• What the task asks
All lines in the records below that hold "address" are to be shown.

++++ Records to use

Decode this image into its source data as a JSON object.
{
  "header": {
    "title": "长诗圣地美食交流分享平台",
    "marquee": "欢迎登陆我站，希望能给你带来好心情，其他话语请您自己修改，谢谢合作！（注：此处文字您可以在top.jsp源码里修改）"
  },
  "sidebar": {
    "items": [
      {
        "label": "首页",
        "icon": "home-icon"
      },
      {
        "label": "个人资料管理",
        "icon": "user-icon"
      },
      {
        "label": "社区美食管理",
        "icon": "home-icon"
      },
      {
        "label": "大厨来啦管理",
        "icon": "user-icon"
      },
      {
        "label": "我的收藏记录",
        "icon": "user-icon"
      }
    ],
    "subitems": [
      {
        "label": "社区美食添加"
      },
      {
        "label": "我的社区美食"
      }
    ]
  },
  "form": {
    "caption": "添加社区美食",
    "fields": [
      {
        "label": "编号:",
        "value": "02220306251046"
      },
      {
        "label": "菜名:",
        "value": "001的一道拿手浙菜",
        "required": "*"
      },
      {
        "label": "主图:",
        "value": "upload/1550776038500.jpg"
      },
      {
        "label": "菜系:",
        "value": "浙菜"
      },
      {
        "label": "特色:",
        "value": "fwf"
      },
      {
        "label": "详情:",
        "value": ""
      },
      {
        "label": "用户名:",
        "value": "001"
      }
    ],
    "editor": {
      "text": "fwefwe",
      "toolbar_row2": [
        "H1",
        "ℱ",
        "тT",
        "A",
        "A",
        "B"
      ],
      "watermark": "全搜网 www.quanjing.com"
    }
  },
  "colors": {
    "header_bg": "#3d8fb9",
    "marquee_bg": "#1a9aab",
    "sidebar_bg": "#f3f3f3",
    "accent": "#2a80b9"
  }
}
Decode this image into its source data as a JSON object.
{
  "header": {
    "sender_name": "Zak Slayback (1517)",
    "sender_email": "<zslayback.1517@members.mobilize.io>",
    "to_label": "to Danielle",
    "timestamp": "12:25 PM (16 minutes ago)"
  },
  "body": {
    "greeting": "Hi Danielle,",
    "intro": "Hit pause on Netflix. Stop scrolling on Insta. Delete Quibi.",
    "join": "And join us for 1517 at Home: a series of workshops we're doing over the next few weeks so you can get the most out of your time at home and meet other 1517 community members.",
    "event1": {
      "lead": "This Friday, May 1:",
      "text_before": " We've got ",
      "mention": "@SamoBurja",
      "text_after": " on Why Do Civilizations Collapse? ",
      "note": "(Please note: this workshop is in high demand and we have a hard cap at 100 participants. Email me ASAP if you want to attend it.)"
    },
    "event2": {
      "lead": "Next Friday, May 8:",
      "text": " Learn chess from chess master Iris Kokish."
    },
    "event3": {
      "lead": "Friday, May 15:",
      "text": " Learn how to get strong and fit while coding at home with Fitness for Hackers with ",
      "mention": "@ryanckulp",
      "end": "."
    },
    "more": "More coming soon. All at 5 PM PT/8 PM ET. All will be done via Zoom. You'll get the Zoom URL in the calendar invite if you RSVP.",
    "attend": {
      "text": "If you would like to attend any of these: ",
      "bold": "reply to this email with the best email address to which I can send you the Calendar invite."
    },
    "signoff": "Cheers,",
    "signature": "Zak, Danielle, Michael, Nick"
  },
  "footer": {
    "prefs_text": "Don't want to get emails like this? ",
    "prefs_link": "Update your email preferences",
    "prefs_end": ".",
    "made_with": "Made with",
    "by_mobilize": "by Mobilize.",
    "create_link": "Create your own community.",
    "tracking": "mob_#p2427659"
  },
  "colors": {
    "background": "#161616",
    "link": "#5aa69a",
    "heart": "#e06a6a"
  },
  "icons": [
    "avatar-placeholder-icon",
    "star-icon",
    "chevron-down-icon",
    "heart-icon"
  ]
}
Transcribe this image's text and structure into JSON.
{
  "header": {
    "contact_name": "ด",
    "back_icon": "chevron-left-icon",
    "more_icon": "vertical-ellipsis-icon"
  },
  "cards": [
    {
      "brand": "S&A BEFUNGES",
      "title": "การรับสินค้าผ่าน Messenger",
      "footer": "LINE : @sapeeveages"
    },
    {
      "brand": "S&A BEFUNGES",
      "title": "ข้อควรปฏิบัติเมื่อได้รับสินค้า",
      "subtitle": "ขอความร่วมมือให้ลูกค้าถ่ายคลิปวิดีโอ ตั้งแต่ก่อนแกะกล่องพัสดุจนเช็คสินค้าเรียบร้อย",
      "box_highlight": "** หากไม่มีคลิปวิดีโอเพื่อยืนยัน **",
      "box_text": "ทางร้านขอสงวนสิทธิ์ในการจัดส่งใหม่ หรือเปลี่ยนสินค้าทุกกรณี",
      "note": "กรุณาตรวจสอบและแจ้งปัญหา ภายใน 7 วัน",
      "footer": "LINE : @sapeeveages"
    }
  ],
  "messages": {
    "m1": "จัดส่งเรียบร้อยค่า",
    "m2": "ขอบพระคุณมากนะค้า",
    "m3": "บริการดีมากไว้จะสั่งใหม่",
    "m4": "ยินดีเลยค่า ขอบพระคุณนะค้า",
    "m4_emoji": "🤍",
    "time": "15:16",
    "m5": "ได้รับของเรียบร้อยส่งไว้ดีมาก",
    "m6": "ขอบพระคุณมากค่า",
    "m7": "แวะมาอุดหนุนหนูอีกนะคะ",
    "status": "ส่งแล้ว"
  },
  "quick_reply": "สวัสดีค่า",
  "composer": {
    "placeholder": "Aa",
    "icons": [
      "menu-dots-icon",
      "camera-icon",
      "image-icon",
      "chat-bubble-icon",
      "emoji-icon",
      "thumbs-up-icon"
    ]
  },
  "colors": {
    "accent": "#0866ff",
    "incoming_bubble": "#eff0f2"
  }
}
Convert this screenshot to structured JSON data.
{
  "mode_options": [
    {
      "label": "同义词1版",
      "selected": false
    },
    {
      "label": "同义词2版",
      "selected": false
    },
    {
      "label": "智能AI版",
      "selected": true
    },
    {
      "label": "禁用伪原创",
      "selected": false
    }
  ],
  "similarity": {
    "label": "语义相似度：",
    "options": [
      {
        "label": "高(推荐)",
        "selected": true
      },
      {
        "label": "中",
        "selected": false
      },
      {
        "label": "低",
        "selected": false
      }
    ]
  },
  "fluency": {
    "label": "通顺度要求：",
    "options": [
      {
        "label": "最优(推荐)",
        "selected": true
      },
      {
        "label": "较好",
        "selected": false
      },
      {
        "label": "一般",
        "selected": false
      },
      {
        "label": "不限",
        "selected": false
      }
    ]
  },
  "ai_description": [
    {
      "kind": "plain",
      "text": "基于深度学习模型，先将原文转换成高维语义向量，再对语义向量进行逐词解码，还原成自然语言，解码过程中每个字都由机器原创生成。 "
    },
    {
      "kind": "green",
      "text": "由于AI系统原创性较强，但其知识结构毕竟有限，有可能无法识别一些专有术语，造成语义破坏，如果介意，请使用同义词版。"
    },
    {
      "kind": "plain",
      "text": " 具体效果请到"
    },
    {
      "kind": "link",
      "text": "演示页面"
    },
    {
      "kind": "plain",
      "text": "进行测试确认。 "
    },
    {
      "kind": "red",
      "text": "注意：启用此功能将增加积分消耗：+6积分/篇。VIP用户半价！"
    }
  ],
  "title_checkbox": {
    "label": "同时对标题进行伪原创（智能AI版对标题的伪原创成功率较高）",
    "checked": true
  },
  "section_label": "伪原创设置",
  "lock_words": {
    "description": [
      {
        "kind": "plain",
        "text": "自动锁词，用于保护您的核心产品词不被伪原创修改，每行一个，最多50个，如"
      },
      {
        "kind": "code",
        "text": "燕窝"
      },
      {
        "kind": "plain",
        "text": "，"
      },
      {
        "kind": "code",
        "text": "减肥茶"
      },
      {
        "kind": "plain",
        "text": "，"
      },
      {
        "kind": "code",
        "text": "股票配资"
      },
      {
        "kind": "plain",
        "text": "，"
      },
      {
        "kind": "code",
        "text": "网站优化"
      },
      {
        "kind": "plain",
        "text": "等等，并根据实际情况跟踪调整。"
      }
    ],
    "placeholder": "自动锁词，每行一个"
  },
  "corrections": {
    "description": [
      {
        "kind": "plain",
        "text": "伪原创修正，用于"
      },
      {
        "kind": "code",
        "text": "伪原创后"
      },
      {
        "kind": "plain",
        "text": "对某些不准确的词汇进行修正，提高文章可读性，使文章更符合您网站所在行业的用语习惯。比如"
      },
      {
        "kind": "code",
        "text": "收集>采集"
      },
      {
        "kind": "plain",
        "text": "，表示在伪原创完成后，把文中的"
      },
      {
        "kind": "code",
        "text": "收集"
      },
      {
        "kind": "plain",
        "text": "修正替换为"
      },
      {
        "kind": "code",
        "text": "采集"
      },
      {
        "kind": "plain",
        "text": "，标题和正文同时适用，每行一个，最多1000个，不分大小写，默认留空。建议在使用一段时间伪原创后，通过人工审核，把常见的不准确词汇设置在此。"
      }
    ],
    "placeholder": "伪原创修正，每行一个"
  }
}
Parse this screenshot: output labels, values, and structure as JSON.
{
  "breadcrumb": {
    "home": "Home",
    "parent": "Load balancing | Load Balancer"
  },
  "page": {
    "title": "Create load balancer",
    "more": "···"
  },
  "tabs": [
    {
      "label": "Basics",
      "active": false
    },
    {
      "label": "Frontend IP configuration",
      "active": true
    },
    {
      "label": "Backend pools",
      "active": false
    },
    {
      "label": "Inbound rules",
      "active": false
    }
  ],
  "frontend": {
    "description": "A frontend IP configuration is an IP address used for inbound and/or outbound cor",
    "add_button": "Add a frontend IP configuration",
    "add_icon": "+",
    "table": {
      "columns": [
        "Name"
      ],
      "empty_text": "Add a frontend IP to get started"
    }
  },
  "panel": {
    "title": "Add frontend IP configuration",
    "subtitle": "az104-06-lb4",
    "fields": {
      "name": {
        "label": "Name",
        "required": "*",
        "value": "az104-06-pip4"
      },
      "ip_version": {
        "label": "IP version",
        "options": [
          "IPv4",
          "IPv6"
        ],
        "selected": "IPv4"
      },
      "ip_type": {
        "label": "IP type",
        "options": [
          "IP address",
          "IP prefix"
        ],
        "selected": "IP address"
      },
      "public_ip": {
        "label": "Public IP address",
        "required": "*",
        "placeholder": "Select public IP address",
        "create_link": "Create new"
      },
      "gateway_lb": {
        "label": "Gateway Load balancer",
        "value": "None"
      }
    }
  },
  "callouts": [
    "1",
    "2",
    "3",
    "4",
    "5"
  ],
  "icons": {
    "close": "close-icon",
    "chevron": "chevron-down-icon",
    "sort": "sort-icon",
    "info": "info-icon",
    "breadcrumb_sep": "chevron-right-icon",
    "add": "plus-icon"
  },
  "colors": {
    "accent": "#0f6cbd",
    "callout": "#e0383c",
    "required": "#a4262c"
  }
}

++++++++

• Answer to the problem
      "bold": "reply to this email with the best email address to which I can send you the Calendar invite."
    "description": "A frontend IP configuration is an IP address used for inbound and/or outbound cor",
          "IP address",
        "selected": "IP address"
        "label": "Public IP address",
        "placeholder": "Select public IP address",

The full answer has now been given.